Diana Chang Chung-wen, one of Hong Kong’s brightest starlets from 1960s, has passed away at the age of 82.
Headline Daily reports that Chung’s family confirmed today that she died in Texas on Friday, Feb. 15 of natural causes.
Chang was born in 1936 in Hubei, China, and rose to fame during the 50s and 60s, appearing in more than 30 films by the famed Shaw Brothers Studio.
One of her most famous film appearances was her starring role in the 1964 Shaw Brothers film The Amorous Lotus Pan about a woman in an arranged marriage who falls in love with her husband’s brother.
To promote the film, Chang embarked on a three-month US tour accompanied by Bruce Lee, who would not only dance the cha-cha with her on stage each night, but also acted as her bodyguard.
(It was during this three-month tour that the infamous Bruce Lee and Wong Jack Man fight took place in San Francisco.)
Hong Kong starlet Diana Chang Chung-wen ("the Mandarin Marilyn Monroe") photographed with Bruce Lee in late summer of…
A newspaper photograph of 23 year-old Bruce Lee with Hong Kong starlet Diana Chang Chung-wen during her promotional tour…

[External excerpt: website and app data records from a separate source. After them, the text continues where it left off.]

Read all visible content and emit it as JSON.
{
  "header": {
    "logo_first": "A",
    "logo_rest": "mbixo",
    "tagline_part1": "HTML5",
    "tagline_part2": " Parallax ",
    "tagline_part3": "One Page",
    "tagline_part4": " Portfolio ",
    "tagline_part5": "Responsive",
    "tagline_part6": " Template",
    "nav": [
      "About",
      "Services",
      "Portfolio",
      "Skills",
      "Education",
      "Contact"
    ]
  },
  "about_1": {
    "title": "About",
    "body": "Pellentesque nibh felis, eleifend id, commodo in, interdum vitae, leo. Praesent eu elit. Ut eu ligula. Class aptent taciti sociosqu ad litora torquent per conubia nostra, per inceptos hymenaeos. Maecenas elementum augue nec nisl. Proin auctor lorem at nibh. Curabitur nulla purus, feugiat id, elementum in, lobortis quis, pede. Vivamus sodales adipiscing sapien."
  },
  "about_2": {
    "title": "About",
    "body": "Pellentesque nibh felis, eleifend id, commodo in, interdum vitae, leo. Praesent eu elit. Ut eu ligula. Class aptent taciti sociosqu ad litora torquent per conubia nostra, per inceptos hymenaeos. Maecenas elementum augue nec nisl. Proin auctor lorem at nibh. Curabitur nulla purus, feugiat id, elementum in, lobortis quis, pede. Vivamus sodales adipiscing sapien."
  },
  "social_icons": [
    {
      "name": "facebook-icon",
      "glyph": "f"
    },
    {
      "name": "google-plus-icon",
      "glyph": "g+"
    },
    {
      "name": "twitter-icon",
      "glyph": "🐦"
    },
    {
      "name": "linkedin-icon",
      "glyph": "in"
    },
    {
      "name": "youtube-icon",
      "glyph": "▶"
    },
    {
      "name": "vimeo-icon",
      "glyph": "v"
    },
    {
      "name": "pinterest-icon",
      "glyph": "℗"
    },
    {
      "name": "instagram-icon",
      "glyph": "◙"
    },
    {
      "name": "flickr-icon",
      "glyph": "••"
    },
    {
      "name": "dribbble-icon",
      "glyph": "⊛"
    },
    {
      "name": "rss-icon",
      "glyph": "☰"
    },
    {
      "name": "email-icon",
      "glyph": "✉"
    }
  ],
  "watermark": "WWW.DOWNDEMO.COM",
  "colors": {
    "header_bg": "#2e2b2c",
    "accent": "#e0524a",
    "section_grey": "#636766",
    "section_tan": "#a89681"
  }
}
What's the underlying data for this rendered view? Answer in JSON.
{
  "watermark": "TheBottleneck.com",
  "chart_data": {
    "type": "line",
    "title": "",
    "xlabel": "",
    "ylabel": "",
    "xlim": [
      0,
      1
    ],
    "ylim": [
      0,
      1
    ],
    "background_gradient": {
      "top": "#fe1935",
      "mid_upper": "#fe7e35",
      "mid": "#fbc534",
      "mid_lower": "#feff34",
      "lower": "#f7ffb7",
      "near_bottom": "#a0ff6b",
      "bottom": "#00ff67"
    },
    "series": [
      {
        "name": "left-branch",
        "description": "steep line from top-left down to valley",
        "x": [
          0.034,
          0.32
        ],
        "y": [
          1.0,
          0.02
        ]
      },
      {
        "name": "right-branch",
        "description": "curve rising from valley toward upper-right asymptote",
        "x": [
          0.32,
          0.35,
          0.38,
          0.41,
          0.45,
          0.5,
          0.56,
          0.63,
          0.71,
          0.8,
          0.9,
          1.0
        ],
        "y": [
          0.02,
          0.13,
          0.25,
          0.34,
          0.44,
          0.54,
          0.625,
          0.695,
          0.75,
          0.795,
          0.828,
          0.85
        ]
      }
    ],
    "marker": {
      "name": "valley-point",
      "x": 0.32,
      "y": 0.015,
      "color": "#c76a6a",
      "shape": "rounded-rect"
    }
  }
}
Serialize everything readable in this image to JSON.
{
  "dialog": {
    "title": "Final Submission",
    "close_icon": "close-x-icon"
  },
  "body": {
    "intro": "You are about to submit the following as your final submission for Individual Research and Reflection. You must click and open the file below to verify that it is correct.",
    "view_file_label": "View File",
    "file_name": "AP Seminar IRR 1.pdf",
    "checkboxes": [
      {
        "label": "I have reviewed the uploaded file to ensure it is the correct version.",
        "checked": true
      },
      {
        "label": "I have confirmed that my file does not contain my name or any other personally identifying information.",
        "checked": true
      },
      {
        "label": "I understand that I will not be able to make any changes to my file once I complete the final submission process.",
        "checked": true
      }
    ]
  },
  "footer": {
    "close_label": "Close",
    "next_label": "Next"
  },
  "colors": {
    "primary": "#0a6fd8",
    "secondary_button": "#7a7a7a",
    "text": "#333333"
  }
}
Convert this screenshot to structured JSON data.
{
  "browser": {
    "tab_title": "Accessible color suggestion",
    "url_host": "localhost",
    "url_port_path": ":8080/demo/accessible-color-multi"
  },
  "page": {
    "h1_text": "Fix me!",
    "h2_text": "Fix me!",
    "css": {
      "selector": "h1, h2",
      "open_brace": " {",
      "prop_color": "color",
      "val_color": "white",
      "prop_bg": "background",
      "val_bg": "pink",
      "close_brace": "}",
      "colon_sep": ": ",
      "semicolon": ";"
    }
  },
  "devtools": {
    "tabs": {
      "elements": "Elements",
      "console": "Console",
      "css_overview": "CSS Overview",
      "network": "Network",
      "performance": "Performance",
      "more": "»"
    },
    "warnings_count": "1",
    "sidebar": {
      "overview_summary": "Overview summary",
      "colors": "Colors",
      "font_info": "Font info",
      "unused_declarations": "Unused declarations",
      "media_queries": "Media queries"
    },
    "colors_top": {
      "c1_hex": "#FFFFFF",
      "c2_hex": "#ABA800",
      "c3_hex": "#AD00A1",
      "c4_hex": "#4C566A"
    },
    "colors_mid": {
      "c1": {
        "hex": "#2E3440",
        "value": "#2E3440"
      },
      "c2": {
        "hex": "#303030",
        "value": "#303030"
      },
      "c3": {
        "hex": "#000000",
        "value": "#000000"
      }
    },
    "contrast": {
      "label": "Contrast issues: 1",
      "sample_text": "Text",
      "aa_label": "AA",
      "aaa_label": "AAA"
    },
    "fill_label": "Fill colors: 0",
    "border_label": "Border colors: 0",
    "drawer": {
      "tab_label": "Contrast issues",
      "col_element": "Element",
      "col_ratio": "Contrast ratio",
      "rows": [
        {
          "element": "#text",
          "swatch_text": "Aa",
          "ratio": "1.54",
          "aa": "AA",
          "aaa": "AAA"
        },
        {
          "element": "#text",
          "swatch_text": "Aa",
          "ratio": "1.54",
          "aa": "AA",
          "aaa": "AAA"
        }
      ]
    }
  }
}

Chang was known for her sex appeal, and was given many nicknames by reporters covering her tour, including “the most beautiful creature,” “the fire-breathing lass,” and “the Mandarin Marilyn Monroe.”
Ming Pao reports that Chang retired from the film industry in 1966 after marrying a German man, and later settled in the US.
She’s most famous for singing the Mandarin version of the Rosemary Clooney hit Mambo Italiano — only the Mandarin version is actually an ode to “char siu bao,” or “steamed barbecue pork buns.” The chorus literally translates to, “Barbecue pork buns, who likes to eat barbecue pork buns?” instead of Clooney’s “Hey, mambo, mambo Italiano.”
(The Mandarin version celebrates other buns, too, including lotus seed buns, Shanghai buns, “mantou” rice buns, cabbage and pork buns, and so on.)
Paywall: You’re outta here, Coconuts stories are free for all
We have removed our paywall on all Coconuts stories. This does not mean the end of COCO+ Membership at all, but the value proposition is changing.
Rather than being a transactional subscription – whereby you pay for access to content – it is now a true membership program – whereby Coconuts stories are free for everyone but super-fans can monetarily support our independent journalism, and get added member benefits.
If you'd like to support Coconuts, you can become a COCO+ Member for as little as US$5 per year. Thank you!